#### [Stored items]
★ ★ ★ ★ ★ ★ ★
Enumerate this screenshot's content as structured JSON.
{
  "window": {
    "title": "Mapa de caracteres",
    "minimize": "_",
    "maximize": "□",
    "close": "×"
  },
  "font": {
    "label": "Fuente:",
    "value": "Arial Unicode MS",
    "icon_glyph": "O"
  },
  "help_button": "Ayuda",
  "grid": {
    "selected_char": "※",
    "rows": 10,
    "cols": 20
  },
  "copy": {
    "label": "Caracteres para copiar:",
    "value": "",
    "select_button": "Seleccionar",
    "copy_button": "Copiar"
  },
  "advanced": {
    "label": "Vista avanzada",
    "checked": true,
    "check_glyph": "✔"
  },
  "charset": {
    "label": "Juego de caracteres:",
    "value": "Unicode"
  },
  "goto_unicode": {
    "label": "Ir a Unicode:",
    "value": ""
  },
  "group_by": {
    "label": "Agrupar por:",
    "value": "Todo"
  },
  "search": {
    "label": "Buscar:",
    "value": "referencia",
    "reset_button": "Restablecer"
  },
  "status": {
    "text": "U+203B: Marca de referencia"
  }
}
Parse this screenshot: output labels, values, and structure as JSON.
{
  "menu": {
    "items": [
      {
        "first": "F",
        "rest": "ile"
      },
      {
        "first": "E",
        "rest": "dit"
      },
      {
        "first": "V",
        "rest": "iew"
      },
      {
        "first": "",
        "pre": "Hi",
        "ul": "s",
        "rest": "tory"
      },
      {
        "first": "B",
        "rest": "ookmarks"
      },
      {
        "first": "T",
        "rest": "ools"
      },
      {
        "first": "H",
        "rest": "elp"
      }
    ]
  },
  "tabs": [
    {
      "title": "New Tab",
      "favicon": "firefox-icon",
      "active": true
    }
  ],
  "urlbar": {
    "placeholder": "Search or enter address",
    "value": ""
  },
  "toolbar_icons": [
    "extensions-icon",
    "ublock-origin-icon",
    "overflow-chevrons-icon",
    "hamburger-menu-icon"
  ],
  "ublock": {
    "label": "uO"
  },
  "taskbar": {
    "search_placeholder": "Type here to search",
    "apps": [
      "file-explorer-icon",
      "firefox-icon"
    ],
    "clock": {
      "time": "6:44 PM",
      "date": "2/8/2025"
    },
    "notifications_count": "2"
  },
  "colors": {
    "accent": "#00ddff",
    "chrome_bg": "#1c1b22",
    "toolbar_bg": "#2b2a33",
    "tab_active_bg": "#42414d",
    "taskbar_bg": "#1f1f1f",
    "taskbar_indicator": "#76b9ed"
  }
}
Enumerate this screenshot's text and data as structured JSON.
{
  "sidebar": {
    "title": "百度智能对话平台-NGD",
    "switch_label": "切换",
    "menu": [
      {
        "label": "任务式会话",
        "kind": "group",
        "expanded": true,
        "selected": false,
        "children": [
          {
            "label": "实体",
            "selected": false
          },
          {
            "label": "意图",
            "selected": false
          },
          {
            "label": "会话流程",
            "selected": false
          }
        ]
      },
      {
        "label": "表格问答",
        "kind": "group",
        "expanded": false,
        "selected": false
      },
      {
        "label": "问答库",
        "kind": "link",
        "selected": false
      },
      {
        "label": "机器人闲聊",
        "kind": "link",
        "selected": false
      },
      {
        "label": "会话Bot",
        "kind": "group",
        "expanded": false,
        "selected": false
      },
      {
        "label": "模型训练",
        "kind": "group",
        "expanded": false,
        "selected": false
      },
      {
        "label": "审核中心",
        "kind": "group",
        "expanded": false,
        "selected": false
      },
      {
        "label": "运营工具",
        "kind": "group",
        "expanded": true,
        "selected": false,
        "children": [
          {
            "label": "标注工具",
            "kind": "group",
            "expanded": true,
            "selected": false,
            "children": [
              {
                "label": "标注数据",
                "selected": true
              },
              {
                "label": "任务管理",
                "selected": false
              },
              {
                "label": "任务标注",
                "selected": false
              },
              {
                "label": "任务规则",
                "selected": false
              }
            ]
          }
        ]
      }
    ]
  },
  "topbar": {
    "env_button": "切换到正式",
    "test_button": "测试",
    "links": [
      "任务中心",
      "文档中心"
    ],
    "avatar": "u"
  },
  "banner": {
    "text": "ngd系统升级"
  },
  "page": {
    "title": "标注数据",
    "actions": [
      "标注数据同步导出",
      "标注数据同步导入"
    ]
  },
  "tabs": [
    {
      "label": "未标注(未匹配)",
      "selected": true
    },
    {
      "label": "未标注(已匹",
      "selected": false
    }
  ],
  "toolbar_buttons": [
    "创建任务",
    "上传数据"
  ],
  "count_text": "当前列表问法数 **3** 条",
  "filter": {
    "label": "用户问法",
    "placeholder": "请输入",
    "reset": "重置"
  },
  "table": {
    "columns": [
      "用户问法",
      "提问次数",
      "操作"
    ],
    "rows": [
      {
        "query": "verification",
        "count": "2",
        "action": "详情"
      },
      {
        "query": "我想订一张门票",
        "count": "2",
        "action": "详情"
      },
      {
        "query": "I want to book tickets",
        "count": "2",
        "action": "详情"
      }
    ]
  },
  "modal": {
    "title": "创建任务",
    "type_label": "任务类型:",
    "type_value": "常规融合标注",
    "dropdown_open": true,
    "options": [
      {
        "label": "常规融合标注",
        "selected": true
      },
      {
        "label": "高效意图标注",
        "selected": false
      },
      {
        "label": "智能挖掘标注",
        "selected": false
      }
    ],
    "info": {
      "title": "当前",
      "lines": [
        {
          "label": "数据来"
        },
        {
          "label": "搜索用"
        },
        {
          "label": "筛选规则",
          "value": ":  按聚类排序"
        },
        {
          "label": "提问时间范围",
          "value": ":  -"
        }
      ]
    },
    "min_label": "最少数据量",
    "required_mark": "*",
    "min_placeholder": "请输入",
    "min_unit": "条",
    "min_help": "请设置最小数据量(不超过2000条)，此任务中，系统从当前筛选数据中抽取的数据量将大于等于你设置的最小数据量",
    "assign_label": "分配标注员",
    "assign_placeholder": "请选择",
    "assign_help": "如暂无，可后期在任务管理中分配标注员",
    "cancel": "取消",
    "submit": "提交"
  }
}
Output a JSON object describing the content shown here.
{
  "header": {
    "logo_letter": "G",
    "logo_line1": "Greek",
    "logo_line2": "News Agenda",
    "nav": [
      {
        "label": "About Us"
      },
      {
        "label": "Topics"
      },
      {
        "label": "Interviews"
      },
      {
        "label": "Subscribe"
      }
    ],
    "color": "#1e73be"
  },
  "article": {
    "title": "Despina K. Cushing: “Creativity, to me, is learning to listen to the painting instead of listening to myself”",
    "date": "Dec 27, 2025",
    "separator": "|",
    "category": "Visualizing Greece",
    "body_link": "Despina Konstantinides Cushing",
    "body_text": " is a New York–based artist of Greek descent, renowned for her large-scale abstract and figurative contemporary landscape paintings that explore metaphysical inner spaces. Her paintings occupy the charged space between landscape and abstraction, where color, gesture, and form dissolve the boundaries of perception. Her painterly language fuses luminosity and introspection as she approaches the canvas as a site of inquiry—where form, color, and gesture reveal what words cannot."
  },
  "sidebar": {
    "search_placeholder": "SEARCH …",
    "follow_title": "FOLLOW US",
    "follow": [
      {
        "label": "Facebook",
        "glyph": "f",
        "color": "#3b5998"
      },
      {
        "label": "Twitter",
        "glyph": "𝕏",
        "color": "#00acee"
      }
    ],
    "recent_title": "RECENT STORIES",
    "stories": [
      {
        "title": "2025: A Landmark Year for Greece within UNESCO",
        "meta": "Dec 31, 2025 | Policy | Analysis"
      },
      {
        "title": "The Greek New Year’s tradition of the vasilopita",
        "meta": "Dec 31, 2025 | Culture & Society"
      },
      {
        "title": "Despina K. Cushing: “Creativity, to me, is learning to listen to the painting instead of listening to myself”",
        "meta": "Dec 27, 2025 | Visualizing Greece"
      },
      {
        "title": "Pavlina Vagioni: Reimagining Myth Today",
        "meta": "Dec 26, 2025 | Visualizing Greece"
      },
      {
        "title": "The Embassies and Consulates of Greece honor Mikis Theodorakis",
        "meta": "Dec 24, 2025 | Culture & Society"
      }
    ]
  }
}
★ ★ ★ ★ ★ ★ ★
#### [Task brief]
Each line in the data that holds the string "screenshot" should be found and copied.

#### [Task output]
Enumerate this screenshot's content as structured JSON.
Parse this screenshot: output labels, values, and structure as JSON.
Enumerate this screenshot's text and data as structured JSON.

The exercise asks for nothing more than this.